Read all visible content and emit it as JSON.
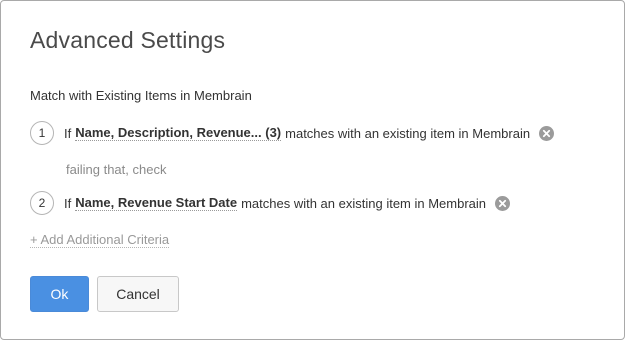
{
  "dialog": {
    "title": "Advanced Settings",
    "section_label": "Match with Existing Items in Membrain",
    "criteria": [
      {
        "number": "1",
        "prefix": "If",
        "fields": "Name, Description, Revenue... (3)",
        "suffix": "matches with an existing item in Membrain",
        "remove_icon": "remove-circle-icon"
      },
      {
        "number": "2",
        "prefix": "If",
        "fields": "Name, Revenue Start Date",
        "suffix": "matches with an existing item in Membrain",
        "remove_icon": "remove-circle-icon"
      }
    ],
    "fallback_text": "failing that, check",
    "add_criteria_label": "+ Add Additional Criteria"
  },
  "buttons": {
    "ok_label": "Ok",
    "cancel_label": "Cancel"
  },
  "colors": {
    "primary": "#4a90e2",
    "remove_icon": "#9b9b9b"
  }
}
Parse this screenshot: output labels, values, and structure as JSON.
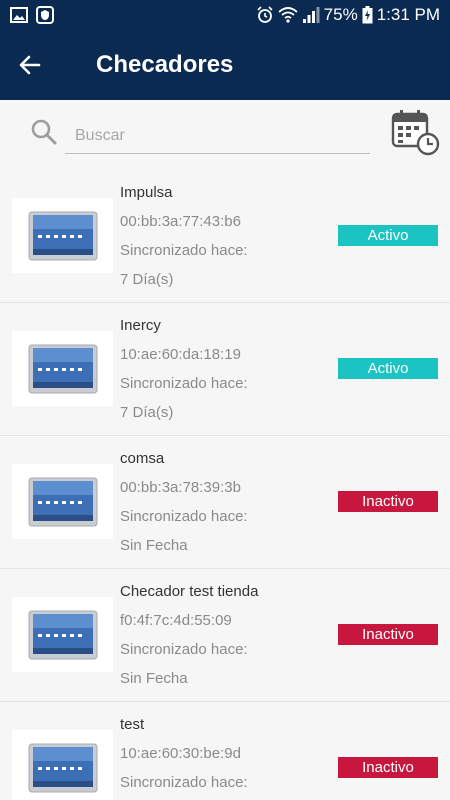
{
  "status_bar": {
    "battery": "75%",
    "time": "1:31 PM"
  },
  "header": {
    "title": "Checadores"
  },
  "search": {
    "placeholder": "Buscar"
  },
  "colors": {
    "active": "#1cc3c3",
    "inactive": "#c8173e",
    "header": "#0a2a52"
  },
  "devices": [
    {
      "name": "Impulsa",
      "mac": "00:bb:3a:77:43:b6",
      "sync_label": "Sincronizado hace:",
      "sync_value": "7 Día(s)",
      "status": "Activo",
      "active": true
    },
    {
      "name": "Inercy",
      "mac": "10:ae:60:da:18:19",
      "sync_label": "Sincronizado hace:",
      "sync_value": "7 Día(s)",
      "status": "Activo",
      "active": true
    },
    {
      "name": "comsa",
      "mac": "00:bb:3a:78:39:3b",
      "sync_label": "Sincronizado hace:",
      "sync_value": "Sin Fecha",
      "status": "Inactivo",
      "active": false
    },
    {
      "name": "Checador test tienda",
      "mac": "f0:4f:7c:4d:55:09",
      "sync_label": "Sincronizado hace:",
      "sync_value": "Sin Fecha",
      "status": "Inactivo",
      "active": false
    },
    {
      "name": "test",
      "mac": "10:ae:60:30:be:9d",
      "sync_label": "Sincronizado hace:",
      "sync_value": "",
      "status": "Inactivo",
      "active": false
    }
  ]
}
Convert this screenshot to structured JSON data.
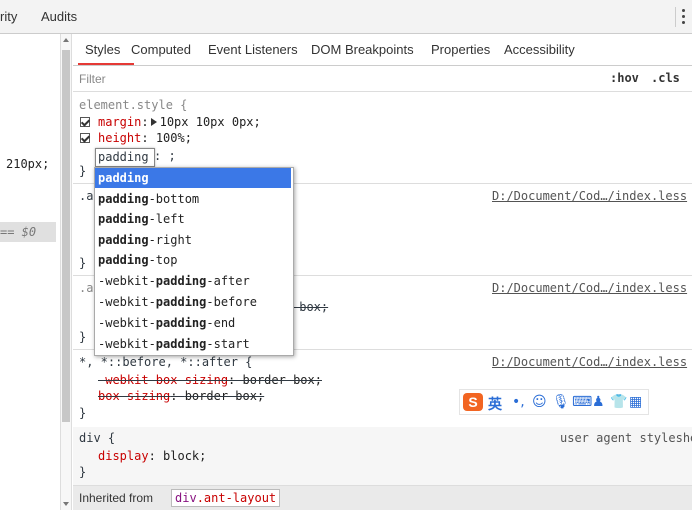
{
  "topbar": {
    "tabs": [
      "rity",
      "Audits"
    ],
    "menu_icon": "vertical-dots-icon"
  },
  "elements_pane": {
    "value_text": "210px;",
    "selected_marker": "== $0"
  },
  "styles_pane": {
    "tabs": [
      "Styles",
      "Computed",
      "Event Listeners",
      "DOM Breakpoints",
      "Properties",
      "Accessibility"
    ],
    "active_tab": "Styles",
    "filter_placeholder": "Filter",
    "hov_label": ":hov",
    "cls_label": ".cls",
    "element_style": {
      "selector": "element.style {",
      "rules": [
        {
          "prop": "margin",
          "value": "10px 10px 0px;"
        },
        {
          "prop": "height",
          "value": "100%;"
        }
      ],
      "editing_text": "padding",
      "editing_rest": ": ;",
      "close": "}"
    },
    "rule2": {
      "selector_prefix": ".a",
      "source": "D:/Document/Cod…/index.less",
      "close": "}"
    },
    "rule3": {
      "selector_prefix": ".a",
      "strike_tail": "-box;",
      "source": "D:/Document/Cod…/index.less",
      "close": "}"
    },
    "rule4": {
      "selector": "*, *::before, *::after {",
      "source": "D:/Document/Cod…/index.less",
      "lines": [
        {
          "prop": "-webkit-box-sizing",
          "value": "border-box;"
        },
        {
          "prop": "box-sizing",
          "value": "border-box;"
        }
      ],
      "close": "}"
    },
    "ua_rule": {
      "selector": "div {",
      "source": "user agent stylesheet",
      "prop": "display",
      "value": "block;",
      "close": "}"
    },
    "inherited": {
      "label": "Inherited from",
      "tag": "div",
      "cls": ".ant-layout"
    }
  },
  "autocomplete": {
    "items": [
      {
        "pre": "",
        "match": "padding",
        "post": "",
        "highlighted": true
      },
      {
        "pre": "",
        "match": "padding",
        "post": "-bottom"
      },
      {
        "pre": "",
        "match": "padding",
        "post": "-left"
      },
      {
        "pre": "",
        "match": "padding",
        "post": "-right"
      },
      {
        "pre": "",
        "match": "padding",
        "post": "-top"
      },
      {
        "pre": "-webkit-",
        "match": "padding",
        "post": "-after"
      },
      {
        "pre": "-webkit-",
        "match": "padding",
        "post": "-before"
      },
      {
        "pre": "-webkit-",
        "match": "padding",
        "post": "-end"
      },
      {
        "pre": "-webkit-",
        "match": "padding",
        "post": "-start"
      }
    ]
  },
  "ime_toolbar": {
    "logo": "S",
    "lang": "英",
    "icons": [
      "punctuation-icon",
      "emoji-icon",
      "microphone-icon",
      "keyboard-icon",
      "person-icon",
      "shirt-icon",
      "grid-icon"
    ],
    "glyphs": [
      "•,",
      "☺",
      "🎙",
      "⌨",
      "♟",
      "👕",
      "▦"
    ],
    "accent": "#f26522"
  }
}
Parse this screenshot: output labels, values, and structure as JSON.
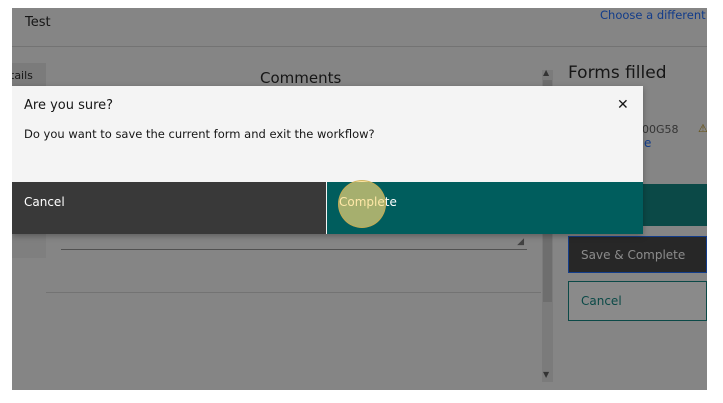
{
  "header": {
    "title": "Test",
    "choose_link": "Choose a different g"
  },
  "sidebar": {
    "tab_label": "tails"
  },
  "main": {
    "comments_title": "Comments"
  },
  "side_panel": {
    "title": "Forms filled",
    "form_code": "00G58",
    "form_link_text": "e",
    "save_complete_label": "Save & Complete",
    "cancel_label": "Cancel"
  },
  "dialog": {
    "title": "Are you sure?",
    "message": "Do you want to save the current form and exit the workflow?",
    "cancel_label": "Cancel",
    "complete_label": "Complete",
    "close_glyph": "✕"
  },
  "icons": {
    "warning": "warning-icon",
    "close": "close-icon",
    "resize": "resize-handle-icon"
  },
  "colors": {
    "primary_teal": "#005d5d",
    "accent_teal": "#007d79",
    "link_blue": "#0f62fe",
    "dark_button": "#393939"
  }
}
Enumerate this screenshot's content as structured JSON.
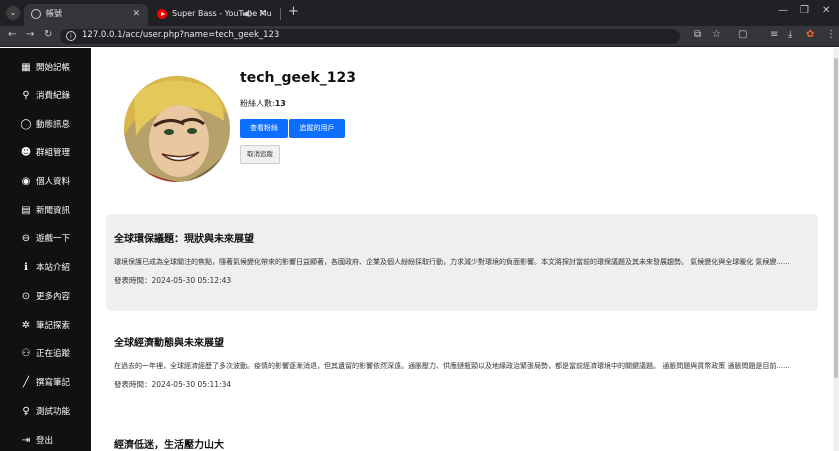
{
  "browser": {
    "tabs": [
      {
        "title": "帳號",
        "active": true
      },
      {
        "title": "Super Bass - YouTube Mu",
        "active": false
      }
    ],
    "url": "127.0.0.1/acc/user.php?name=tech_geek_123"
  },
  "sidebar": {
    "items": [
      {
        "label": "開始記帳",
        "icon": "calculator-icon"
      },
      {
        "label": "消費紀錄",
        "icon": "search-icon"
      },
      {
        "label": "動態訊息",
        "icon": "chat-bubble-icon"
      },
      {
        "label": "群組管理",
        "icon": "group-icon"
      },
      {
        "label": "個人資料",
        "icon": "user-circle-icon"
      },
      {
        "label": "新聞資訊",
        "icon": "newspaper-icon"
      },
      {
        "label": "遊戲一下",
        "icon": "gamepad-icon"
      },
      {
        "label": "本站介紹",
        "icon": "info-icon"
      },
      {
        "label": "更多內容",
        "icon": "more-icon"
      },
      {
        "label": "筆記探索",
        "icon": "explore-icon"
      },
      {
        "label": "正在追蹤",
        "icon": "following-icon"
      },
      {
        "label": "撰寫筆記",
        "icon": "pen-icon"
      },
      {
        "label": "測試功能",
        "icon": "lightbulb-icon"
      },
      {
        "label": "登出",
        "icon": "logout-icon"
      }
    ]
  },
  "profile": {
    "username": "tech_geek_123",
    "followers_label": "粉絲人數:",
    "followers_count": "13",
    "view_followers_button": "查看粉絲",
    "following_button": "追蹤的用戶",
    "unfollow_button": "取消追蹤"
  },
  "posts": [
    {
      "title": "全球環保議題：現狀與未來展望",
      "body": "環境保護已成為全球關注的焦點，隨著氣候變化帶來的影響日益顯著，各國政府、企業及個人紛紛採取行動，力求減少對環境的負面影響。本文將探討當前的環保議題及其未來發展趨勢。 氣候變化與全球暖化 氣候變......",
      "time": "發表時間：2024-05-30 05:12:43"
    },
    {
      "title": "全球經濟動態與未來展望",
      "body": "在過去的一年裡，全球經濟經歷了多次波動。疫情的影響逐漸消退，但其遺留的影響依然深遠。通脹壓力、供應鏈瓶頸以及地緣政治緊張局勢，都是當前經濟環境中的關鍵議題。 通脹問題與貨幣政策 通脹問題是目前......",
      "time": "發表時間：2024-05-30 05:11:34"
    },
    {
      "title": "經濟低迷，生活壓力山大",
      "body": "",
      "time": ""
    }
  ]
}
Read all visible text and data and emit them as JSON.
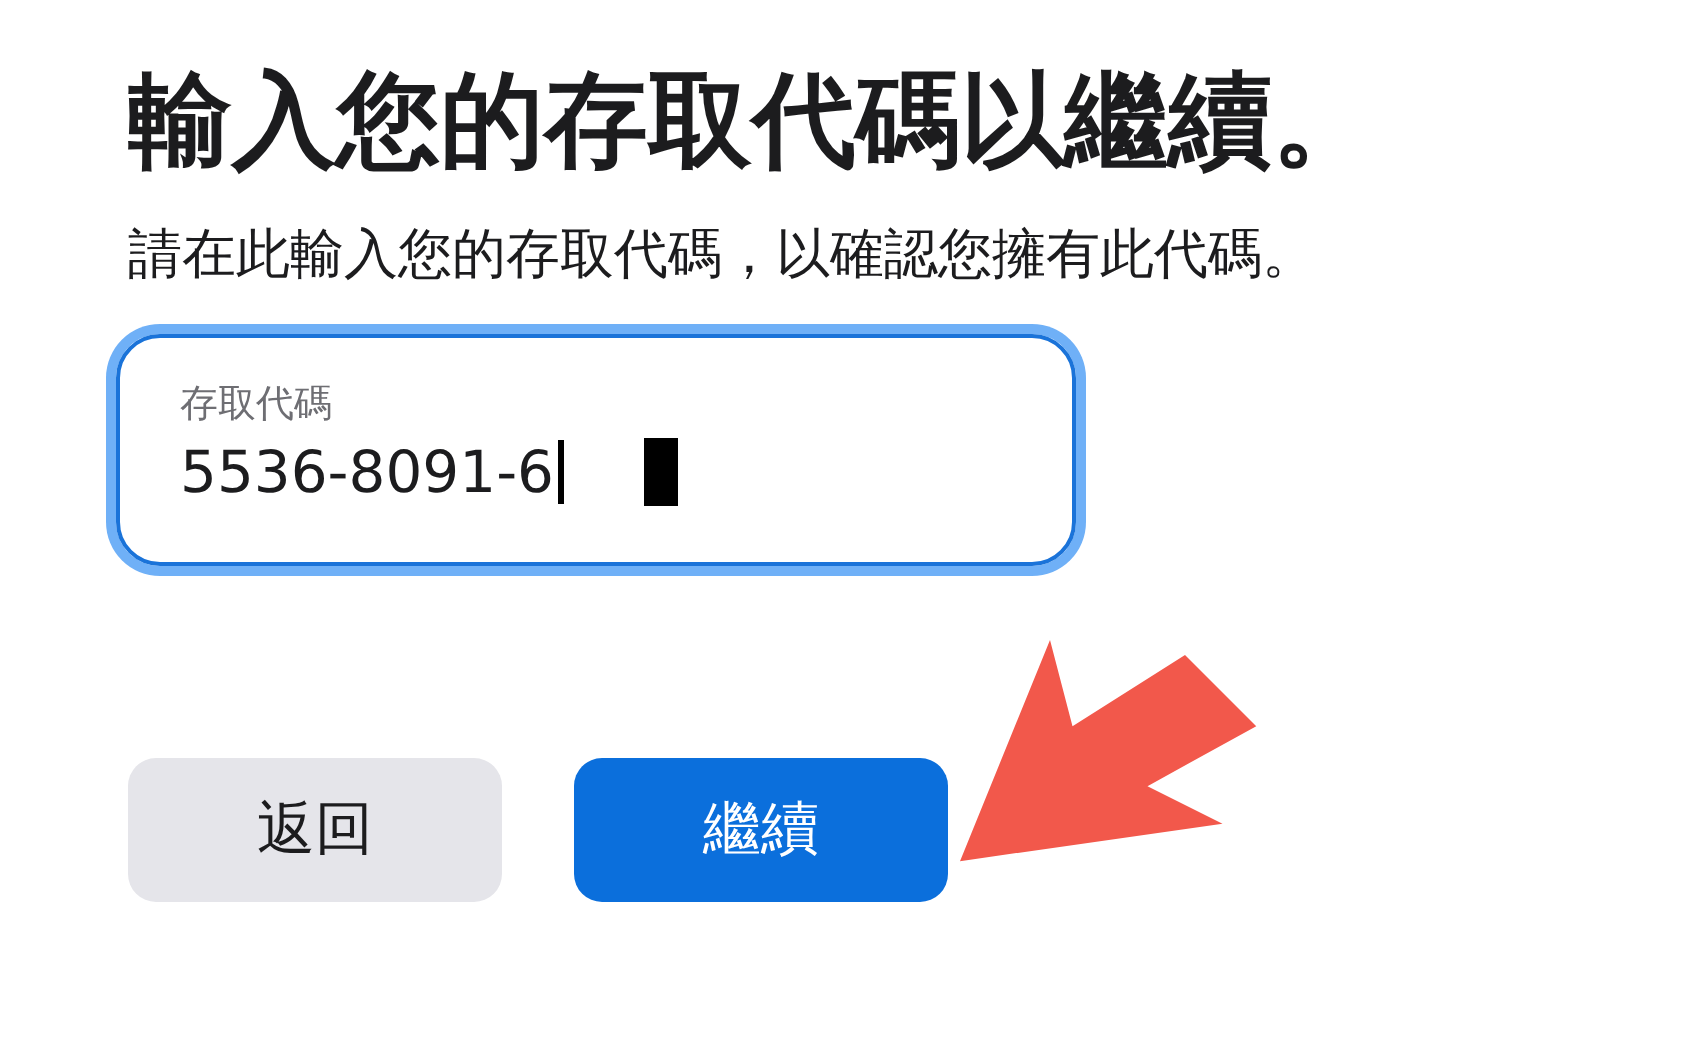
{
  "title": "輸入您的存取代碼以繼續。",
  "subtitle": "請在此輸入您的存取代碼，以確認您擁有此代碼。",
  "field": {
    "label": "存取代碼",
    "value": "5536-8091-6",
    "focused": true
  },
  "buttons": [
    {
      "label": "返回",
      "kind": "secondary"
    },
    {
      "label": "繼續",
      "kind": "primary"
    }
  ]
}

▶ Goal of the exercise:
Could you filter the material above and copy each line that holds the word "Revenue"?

▶ Task result:
        "fields": "Name, Description, Revenue... (3)",
        "fields": "Name, Revenue Start Date",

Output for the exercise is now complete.